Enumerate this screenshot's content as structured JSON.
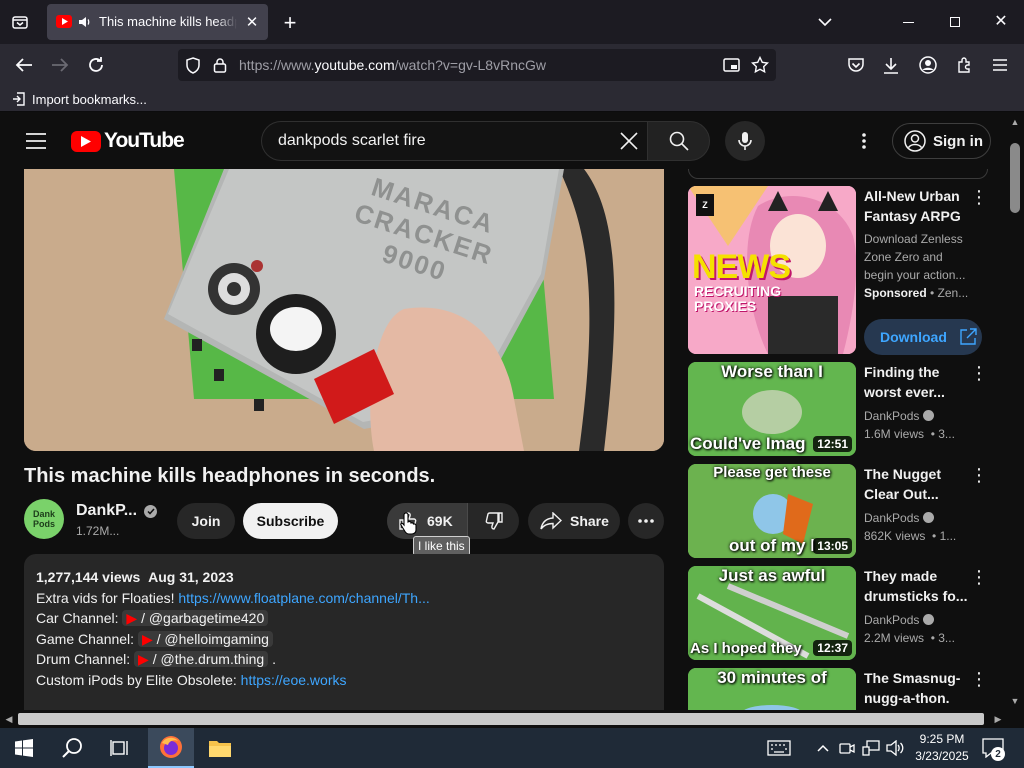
{
  "browser": {
    "tab_title": "This machine kills headphones in seconds.",
    "url_prefix": "https://www.",
    "url_domain": "youtube.com",
    "url_path": "/watch?v=gv-L8vRncGw",
    "bookmark": "Import bookmarks..."
  },
  "youtube": {
    "logo_text": "YouTube",
    "search_value": "dankpods scarlet fire",
    "sign_in": "Sign in",
    "video_title": "This machine kills headphones in seconds.",
    "channel_name": "DankP...",
    "channel_avatar_text": "Dank Pods",
    "subscribers": "1.72M...",
    "join": "Join",
    "subscribe": "Subscribe",
    "likes": "69K",
    "like_tooltip": "I like this",
    "share": "Share",
    "video_overlay_text": "MARACA CRACKER 9000",
    "description": {
      "views": "1,277,144 views",
      "date": "Aug 31, 2023",
      "line1_text": "Extra vids for Floaties! ",
      "line1_link": "https://www.floatplane.com/channel/Th...",
      "car_label": "Car Channel:",
      "car_handle": "/ @garbagetime420",
      "game_label": "Game Channel:",
      "game_handle": "/ @helloimgaming",
      "drum_label": "Drum Channel:",
      "drum_handle": "/ @the.drum.thing",
      "drum_suffix": ".",
      "ipods_text": "Custom iPods by Elite Obsolete: ",
      "ipods_link": "https://eoe.works"
    },
    "recommendations": [
      {
        "title": "All-New Urban Fantasy ARPG",
        "desc": "Download Zenless Zone Zero and begin your action...",
        "sponsored": "Sponsored",
        "sponsor": "• Zen...",
        "button": "Download",
        "thumb_text": "NEWS",
        "thumb_sub": "RECRUITING PROXIES"
      },
      {
        "title": "Finding the worst ever...",
        "channel": "DankPods",
        "views": "1.6M views",
        "age": "• 3...",
        "duration": "12:51",
        "thumb_top": "Worse than I",
        "thumb_bottom": "Could've Imag"
      },
      {
        "title": "The Nugget Clear Out...",
        "channel": "DankPods",
        "views": "862K views",
        "age": "• 1...",
        "duration": "13:05",
        "thumb_top": "Please get these",
        "thumb_bottom": "out of my l"
      },
      {
        "title": "They made drumsticks fo...",
        "channel": "DankPods",
        "views": "2.2M views",
        "age": "• 3...",
        "duration": "12:37",
        "thumb_top": "Just as awful",
        "thumb_bottom": "As I hoped they"
      },
      {
        "title": "The Smasnug-nugg-a-thon.",
        "thumb_top": "30 minutes of"
      }
    ]
  },
  "taskbar": {
    "time": "9:25 PM",
    "date": "3/23/2025",
    "notifications": "2"
  }
}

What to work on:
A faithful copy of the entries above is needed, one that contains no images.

Answer area:
Enumerate this screenshot's content as structured JSON.
{
  "browser": {
    "tab_title": "This machine kills headphones in seconds.",
    "url_prefix": "https://www.",
    "url_domain": "youtube.com",
    "url_path": "/watch?v=gv-L8vRncGw",
    "bookmark": "Import bookmarks..."
  },
  "youtube": {
    "logo_text": "YouTube",
    "search_value": "dankpods scarlet fire",
    "sign_in": "Sign in",
    "video_title": "This machine kills headphones in seconds.",
    "channel_name": "DankP...",
    "channel_avatar_text": "Dank Pods",
    "subscribers": "1.72M...",
    "join": "Join",
    "subscribe": "Subscribe",
    "likes": "69K",
    "like_tooltip": "I like this",
    "share": "Share",
    "video_overlay_text": "MARACA CRACKER 9000",
    "description": {
      "views": "1,277,144 views",
      "date": "Aug 31, 2023",
      "line1_text": "Extra vids for Floaties! ",
      "line1_link": "https://www.floatplane.com/channel/Th...",
      "car_label": "Car Channel:",
      "car_handle": "/ @garbagetime420",
      "game_label": "Game Channel:",
      "game_handle": "/ @helloimgaming",
      "drum_label": "Drum Channel:",
      "drum_handle": "/ @the.drum.thing",
      "drum_suffix": ".",
      "ipods_text": "Custom iPods by Elite Obsolete: ",
      "ipods_link": "https://eoe.works"
    },
    "recommendations": [
      {
        "title": "All-New Urban Fantasy ARPG",
        "desc": "Download Zenless Zone Zero and begin your action...",
        "sponsored": "Sponsored",
        "sponsor": "• Zen...",
        "button": "Download",
        "thumb_text": "NEWS",
        "thumb_sub": "RECRUITING PROXIES"
      },
      {
        "title": "Finding the worst ever...",
        "channel": "DankPods",
        "views": "1.6M views",
        "age": "• 3...",
        "duration": "12:51",
        "thumb_top": "Worse than I",
        "thumb_bottom": "Could've Imag"
      },
      {
        "title": "The Nugget Clear Out...",
        "channel": "DankPods",
        "views": "862K views",
        "age": "• 1...",
        "duration": "13:05",
        "thumb_top": "Please get these",
        "thumb_bottom": "out of my l"
      },
      {
        "title": "They made drumsticks fo...",
        "channel": "DankPods",
        "views": "2.2M views",
        "age": "• 3...",
        "duration": "12:37",
        "thumb_top": "Just as awful",
        "thumb_bottom": "As I hoped they"
      },
      {
        "title": "The Smasnug-nugg-a-thon.",
        "thumb_top": "30 minutes of"
      }
    ]
  },
  "taskbar": {
    "time": "9:25 PM",
    "date": "3/23/2025",
    "notifications": "2"
  }
}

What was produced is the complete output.